My favourite response was when I said, "Gosh I haven't seen you for ages. Let's catch up over a nice cup of tea. I'm putting the kettle on now, dear. See you in a mo." And I put the phone down on a bewildered scammer who was spluttering "You've made a mistake... I'm not... *click*

I've only done that once. I usually just say, "No way! You're scamming me." and hang up.

mybabyjohn/Delores said...

They are trying it by email as well...I've had a couple.

sue said...

Rosalind, I love your first answer! It's delightful, thanks for sharing.

Delores, Ages ago I decided that the next time I got one of those scam emails, I'd blog about it. Needless to say I haven't had one since! It's all good fodder don't you think!

Tina said...

Nice analogy you drew here. Keys to my car, indeed! I'm one of the most paranoid surfers out there. People scoff at my security policies. But I've never been wrong. Yet. I'm glad you're out here spreading the word, sue.
Thanks for signing up for the challenge! It will be great to have you on my team!
Tina @ Life is Good

Co-Host of the April 2012 Blogging from A to Z Challenge

Twitter: @AprilA2Z
#atozchallenge

sue said...

Hi Tina! I'm looking forward to The Challenge! Thanks for dropping by to say hello :)

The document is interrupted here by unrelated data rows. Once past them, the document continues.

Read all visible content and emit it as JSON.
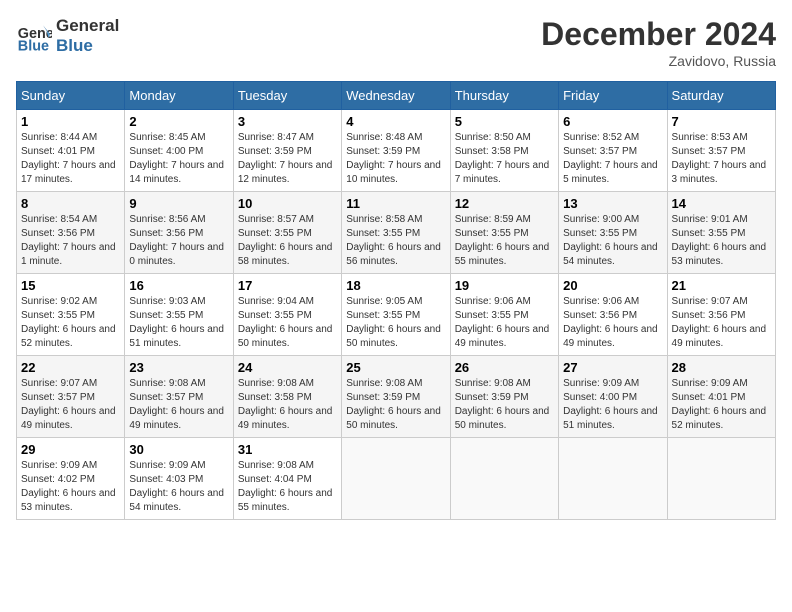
{
  "logo": {
    "line1": "General",
    "line2": "Blue"
  },
  "title": "December 2024",
  "subtitle": "Zavidovo, Russia",
  "days_of_week": [
    "Sunday",
    "Monday",
    "Tuesday",
    "Wednesday",
    "Thursday",
    "Friday",
    "Saturday"
  ],
  "weeks": [
    [
      {
        "day": 1,
        "sunrise": "Sunrise: 8:44 AM",
        "sunset": "Sunset: 4:01 PM",
        "daylight": "Daylight: 7 hours and 17 minutes."
      },
      {
        "day": 2,
        "sunrise": "Sunrise: 8:45 AM",
        "sunset": "Sunset: 4:00 PM",
        "daylight": "Daylight: 7 hours and 14 minutes."
      },
      {
        "day": 3,
        "sunrise": "Sunrise: 8:47 AM",
        "sunset": "Sunset: 3:59 PM",
        "daylight": "Daylight: 7 hours and 12 minutes."
      },
      {
        "day": 4,
        "sunrise": "Sunrise: 8:48 AM",
        "sunset": "Sunset: 3:59 PM",
        "daylight": "Daylight: 7 hours and 10 minutes."
      },
      {
        "day": 5,
        "sunrise": "Sunrise: 8:50 AM",
        "sunset": "Sunset: 3:58 PM",
        "daylight": "Daylight: 7 hours and 7 minutes."
      },
      {
        "day": 6,
        "sunrise": "Sunrise: 8:52 AM",
        "sunset": "Sunset: 3:57 PM",
        "daylight": "Daylight: 7 hours and 5 minutes."
      },
      {
        "day": 7,
        "sunrise": "Sunrise: 8:53 AM",
        "sunset": "Sunset: 3:57 PM",
        "daylight": "Daylight: 7 hours and 3 minutes."
      }
    ],
    [
      {
        "day": 8,
        "sunrise": "Sunrise: 8:54 AM",
        "sunset": "Sunset: 3:56 PM",
        "daylight": "Daylight: 7 hours and 1 minute."
      },
      {
        "day": 9,
        "sunrise": "Sunrise: 8:56 AM",
        "sunset": "Sunset: 3:56 PM",
        "daylight": "Daylight: 7 hours and 0 minutes."
      },
      {
        "day": 10,
        "sunrise": "Sunrise: 8:57 AM",
        "sunset": "Sunset: 3:55 PM",
        "daylight": "Daylight: 6 hours and 58 minutes."
      },
      {
        "day": 11,
        "sunrise": "Sunrise: 8:58 AM",
        "sunset": "Sunset: 3:55 PM",
        "daylight": "Daylight: 6 hours and 56 minutes."
      },
      {
        "day": 12,
        "sunrise": "Sunrise: 8:59 AM",
        "sunset": "Sunset: 3:55 PM",
        "daylight": "Daylight: 6 hours and 55 minutes."
      },
      {
        "day": 13,
        "sunrise": "Sunrise: 9:00 AM",
        "sunset": "Sunset: 3:55 PM",
        "daylight": "Daylight: 6 hours and 54 minutes."
      },
      {
        "day": 14,
        "sunrise": "Sunrise: 9:01 AM",
        "sunset": "Sunset: 3:55 PM",
        "daylight": "Daylight: 6 hours and 53 minutes."
      }
    ],
    [
      {
        "day": 15,
        "sunrise": "Sunrise: 9:02 AM",
        "sunset": "Sunset: 3:55 PM",
        "daylight": "Daylight: 6 hours and 52 minutes."
      },
      {
        "day": 16,
        "sunrise": "Sunrise: 9:03 AM",
        "sunset": "Sunset: 3:55 PM",
        "daylight": "Daylight: 6 hours and 51 minutes."
      },
      {
        "day": 17,
        "sunrise": "Sunrise: 9:04 AM",
        "sunset": "Sunset: 3:55 PM",
        "daylight": "Daylight: 6 hours and 50 minutes."
      },
      {
        "day": 18,
        "sunrise": "Sunrise: 9:05 AM",
        "sunset": "Sunset: 3:55 PM",
        "daylight": "Daylight: 6 hours and 50 minutes."
      },
      {
        "day": 19,
        "sunrise": "Sunrise: 9:06 AM",
        "sunset": "Sunset: 3:55 PM",
        "daylight": "Daylight: 6 hours and 49 minutes."
      },
      {
        "day": 20,
        "sunrise": "Sunrise: 9:06 AM",
        "sunset": "Sunset: 3:56 PM",
        "daylight": "Daylight: 6 hours and 49 minutes."
      },
      {
        "day": 21,
        "sunrise": "Sunrise: 9:07 AM",
        "sunset": "Sunset: 3:56 PM",
        "daylight": "Daylight: 6 hours and 49 minutes."
      }
    ],
    [
      {
        "day": 22,
        "sunrise": "Sunrise: 9:07 AM",
        "sunset": "Sunset: 3:57 PM",
        "daylight": "Daylight: 6 hours and 49 minutes."
      },
      {
        "day": 23,
        "sunrise": "Sunrise: 9:08 AM",
        "sunset": "Sunset: 3:57 PM",
        "daylight": "Daylight: 6 hours and 49 minutes."
      },
      {
        "day": 24,
        "sunrise": "Sunrise: 9:08 AM",
        "sunset": "Sunset: 3:58 PM",
        "daylight": "Daylight: 6 hours and 49 minutes."
      },
      {
        "day": 25,
        "sunrise": "Sunrise: 9:08 AM",
        "sunset": "Sunset: 3:59 PM",
        "daylight": "Daylight: 6 hours and 50 minutes."
      },
      {
        "day": 26,
        "sunrise": "Sunrise: 9:08 AM",
        "sunset": "Sunset: 3:59 PM",
        "daylight": "Daylight: 6 hours and 50 minutes."
      },
      {
        "day": 27,
        "sunrise": "Sunrise: 9:09 AM",
        "sunset": "Sunset: 4:00 PM",
        "daylight": "Daylight: 6 hours and 51 minutes."
      },
      {
        "day": 28,
        "sunrise": "Sunrise: 9:09 AM",
        "sunset": "Sunset: 4:01 PM",
        "daylight": "Daylight: 6 hours and 52 minutes."
      }
    ],
    [
      {
        "day": 29,
        "sunrise": "Sunrise: 9:09 AM",
        "sunset": "Sunset: 4:02 PM",
        "daylight": "Daylight: 6 hours and 53 minutes."
      },
      {
        "day": 30,
        "sunrise": "Sunrise: 9:09 AM",
        "sunset": "Sunset: 4:03 PM",
        "daylight": "Daylight: 6 hours and 54 minutes."
      },
      {
        "day": 31,
        "sunrise": "Sunrise: 9:08 AM",
        "sunset": "Sunset: 4:04 PM",
        "daylight": "Daylight: 6 hours and 55 minutes."
      },
      null,
      null,
      null,
      null
    ]
  ]
}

There's nothing wrong with a bit of healthy paranoia is there!